Can You Use a Different Method to Get Out of Debt?

As you ponder this decision, it might help to consider alternative ways out of debt. For example, if you have some cash that you can access, could you use it to settle your debts? Settling debts is one option people use for this purpose, but there are others. Talking to a bankruptcy lawyer can help you learn the alternative options and make the right decision.

What Will Bankruptcy Cause You to Lose?

The second question to ask is what you stand to lose if you file for bankruptcy. Some people must surrender assets they have when filing, and there are times when people even lose their homes. It is difficult to know what you will lose without talking to an attorney. Therefore, the best thing you can do is meet with an attorney to learn more about the risks of filing for bankruptcy.

Which Branch Would You Have to Use?

Meeting with a lawyer is especially important to find out which branch you must use if you file. People cannot always use Chapter 7, which is the more preferred option by many. Instead, some may only be eligible for Chapter 13. Chapter 13 is not a bad idea, but it takes longer and requires that you repay your debts. As a result, many people prefer Chapter 7.

Do You Understand the Long-Term Effects?

The final thing to ask about is the long-term effects of bankruptcy. Bankruptcy is an event that takes time. If you use Chapter 7, it will take around six months. If you use Chapter 13, it may take five years or longer. The time it takes is one of several effects that you should consider when deciding. The second one is the effects on your credit report. The court posts an entry on a person's credit file when they file, and it will not leave the report for 7 to 10 years.

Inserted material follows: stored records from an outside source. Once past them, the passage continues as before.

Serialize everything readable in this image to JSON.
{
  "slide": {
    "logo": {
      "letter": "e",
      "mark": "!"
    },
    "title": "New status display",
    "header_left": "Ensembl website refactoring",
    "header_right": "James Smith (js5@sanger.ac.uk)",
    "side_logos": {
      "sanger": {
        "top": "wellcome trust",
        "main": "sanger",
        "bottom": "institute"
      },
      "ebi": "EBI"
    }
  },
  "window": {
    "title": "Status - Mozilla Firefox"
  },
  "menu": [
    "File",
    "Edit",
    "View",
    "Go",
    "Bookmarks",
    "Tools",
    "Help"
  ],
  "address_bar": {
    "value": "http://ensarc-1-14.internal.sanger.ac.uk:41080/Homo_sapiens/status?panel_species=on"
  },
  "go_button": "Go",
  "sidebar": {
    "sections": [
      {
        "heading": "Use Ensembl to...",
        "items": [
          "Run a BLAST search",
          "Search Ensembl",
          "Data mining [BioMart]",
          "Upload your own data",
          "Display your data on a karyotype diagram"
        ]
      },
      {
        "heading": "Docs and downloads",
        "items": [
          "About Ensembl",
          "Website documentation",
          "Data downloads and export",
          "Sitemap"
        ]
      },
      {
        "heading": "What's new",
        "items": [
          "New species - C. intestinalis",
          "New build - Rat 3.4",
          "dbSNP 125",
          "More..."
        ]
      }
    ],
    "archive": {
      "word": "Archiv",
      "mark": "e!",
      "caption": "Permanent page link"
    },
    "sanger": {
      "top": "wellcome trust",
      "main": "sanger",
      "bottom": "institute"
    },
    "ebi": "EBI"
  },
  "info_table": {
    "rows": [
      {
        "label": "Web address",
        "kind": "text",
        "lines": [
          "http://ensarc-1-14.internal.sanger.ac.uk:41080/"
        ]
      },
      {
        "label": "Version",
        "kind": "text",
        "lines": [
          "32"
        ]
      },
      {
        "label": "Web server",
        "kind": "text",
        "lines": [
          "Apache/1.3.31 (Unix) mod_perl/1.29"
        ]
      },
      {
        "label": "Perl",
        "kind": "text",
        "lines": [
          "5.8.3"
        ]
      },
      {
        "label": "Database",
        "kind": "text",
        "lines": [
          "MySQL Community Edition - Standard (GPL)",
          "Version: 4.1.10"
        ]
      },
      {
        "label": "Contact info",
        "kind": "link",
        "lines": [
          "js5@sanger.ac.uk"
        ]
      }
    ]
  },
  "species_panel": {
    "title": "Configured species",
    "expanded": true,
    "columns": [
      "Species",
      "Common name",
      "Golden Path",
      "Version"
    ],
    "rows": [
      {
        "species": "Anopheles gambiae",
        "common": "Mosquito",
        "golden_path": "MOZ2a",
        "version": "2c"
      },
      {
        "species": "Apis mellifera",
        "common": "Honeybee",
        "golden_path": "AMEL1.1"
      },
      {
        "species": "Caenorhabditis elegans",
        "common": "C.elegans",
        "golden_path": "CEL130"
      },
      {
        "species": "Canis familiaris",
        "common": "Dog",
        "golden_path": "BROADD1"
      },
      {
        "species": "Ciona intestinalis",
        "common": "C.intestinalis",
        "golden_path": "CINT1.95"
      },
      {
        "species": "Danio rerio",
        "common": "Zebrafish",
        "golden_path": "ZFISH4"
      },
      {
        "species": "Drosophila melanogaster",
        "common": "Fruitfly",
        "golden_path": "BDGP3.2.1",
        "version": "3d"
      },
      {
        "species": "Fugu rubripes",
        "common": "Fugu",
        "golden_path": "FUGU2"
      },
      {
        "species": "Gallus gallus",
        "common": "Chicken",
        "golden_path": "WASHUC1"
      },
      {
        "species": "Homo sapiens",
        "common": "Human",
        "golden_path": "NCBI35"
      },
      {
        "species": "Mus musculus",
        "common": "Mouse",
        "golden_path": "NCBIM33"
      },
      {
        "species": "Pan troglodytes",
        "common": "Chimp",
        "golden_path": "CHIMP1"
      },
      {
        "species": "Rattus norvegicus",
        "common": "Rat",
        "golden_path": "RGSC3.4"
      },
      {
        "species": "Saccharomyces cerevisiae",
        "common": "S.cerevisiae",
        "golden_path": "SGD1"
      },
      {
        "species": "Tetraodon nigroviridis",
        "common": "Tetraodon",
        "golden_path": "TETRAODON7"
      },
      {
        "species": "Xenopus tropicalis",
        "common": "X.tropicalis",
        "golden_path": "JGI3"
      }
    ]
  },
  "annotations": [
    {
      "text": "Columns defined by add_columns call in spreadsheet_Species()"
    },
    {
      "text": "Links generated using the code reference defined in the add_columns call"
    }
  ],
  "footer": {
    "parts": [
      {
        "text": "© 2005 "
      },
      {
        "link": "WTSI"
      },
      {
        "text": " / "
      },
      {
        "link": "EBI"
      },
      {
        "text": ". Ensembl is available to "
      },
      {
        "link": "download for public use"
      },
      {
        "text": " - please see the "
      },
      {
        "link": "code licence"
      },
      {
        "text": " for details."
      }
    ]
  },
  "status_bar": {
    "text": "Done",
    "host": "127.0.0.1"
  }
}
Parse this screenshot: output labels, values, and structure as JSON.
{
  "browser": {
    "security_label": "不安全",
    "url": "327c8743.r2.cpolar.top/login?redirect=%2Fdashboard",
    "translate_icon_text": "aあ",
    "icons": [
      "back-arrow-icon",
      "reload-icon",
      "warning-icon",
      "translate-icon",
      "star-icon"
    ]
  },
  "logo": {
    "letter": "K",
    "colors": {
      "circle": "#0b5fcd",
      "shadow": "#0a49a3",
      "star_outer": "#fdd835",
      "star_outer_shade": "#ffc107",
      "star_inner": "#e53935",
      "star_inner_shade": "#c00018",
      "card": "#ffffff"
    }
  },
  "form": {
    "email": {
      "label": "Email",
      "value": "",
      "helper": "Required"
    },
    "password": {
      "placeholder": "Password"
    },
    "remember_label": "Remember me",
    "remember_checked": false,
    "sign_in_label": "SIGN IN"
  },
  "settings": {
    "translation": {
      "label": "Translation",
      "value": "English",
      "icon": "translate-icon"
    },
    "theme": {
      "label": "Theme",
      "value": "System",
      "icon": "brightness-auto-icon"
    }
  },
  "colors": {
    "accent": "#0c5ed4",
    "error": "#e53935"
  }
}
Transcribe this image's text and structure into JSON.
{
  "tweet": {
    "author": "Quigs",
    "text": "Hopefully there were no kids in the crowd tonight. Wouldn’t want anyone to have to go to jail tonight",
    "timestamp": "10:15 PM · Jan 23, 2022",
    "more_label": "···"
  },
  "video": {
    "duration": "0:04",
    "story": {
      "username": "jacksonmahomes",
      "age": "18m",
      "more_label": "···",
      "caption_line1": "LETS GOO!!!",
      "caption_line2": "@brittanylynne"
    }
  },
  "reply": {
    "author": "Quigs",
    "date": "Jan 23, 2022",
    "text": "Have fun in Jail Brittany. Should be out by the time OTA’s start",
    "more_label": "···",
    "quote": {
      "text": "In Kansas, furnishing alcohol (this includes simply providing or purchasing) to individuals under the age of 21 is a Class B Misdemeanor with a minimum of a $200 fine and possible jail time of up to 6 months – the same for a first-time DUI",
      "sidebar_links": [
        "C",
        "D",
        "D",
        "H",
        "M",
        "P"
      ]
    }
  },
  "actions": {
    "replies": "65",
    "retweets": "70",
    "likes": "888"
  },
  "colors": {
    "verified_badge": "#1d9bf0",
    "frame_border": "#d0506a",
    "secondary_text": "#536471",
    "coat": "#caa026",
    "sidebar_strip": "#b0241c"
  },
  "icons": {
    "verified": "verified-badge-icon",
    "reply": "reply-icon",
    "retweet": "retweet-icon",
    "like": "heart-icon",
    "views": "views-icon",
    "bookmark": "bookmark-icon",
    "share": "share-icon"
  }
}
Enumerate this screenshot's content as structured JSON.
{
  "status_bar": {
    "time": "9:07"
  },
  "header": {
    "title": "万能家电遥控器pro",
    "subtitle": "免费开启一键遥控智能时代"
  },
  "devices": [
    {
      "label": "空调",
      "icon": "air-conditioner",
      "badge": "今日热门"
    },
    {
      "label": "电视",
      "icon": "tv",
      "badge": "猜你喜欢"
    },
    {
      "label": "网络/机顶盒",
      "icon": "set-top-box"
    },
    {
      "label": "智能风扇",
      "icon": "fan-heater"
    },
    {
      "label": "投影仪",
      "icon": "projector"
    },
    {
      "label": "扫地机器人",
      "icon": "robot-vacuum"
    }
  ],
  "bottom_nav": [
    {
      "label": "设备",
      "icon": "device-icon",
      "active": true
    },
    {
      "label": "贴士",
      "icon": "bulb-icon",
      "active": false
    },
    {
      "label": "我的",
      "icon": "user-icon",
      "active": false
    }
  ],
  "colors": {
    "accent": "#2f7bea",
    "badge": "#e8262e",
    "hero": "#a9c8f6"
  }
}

Asking the right questions during a bankruptcy law visit is an excellent way to learn more about your options. To set up an appointment, call an attorney today.